For a soldier deployed to a place where suicide bombings are a routine threat, as they were in Kandahar Province, Afghanistan, back in 2010, the sound of an approaching vehicle can be enough to make the hairs on the back of your neck stand up. So when, in the fall of that year, during one of my platoon’s first patrols after we lost three soldiers to a suicide attack, I heard the buzz of an engine and looked up to see a motorcycle bearing down on the rear of our formation, my first instinct was to jump over a nearby wall and cover my head.
Department of Defense photo by Petty Officer 1st Class Daniel Hinton

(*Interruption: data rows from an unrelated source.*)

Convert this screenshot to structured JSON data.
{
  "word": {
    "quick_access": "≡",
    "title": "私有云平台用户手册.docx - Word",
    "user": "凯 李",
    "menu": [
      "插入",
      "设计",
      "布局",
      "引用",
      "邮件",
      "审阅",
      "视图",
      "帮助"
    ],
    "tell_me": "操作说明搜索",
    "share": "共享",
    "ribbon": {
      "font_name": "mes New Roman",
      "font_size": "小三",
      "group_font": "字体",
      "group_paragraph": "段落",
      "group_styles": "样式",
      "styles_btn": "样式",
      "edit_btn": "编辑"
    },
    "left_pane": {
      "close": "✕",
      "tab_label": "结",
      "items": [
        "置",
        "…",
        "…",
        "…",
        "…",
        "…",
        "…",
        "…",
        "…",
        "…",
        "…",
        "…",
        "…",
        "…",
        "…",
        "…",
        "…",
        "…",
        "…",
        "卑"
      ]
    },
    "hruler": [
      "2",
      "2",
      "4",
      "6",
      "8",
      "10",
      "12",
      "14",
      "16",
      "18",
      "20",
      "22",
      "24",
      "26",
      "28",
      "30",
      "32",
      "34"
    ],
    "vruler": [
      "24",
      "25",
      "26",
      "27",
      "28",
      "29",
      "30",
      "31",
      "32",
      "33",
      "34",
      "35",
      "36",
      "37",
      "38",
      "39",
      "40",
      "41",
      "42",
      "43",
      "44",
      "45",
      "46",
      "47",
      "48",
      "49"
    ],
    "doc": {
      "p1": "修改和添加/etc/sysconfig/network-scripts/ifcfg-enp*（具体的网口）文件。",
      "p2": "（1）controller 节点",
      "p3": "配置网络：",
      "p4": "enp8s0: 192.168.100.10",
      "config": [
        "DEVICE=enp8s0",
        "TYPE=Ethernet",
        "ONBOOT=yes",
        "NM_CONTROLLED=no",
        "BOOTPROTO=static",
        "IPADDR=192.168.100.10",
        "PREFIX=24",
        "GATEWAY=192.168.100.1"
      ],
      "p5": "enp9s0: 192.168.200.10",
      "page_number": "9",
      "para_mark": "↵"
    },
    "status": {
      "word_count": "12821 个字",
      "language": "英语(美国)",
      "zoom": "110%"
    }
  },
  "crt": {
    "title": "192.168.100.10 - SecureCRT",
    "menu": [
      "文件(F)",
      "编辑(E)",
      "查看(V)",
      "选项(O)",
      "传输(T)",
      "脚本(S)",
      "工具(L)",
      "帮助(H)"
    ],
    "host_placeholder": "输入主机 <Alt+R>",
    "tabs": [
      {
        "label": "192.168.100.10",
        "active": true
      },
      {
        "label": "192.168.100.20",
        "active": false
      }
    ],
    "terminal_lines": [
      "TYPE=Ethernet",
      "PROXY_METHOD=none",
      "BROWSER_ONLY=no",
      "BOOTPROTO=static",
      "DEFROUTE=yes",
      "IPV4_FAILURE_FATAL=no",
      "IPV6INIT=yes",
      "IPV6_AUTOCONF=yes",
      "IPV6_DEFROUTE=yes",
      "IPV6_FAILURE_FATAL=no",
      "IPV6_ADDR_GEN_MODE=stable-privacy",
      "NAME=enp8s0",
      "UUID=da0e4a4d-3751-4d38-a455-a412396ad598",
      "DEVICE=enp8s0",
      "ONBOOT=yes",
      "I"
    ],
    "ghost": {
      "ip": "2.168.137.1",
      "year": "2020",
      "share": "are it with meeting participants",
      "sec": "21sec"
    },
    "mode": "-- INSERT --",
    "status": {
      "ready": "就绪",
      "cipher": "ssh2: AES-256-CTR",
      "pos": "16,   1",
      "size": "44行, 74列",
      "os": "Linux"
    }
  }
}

As Donald Trump prepares to take the nation’s highest office and become our next commander-in-chief, he will face a host of challenges both at home and abroad. As president, Trump will right away have to decide how to handle the ongoing battle against the Islamic State in Iraq and Syria and the U.S. military mission in Afghanistan. He’ll also need to manage an increasingly tenuous relationship between the United States and Iran, Russia, and China; and decide whether or not he’ll make good on threats to make U.S. military support for NATO member states conditional on whether they’ve met their financial obligations to the alliance, as he’s suggested in the past, among other national security issues.

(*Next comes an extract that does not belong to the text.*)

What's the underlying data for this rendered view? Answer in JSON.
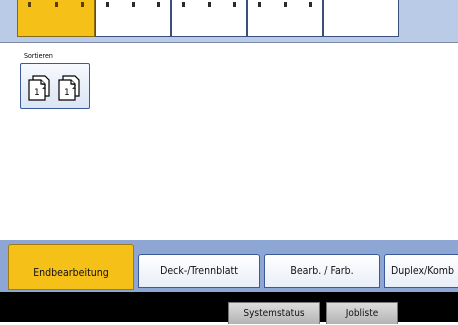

As the city of Kunduz attempts to rebuild, its temporary occupation by Taliban forces should force the U.S. foreign policy establishment to stop and reflect on what the entire 14-year long war in Afghanistan has accomplished. It is indeed valuable to ask whether the value of the city and Afghanistan as a whole exceeded the cost of American and coalition blood spent fighting for control over the years. Focusing on events like the takeover of Mosul and Kunduz force us to confront the bigger question: Was the war worth it? If yes, then how much additional cost should we be willing to bear to ensure the viability of our investment?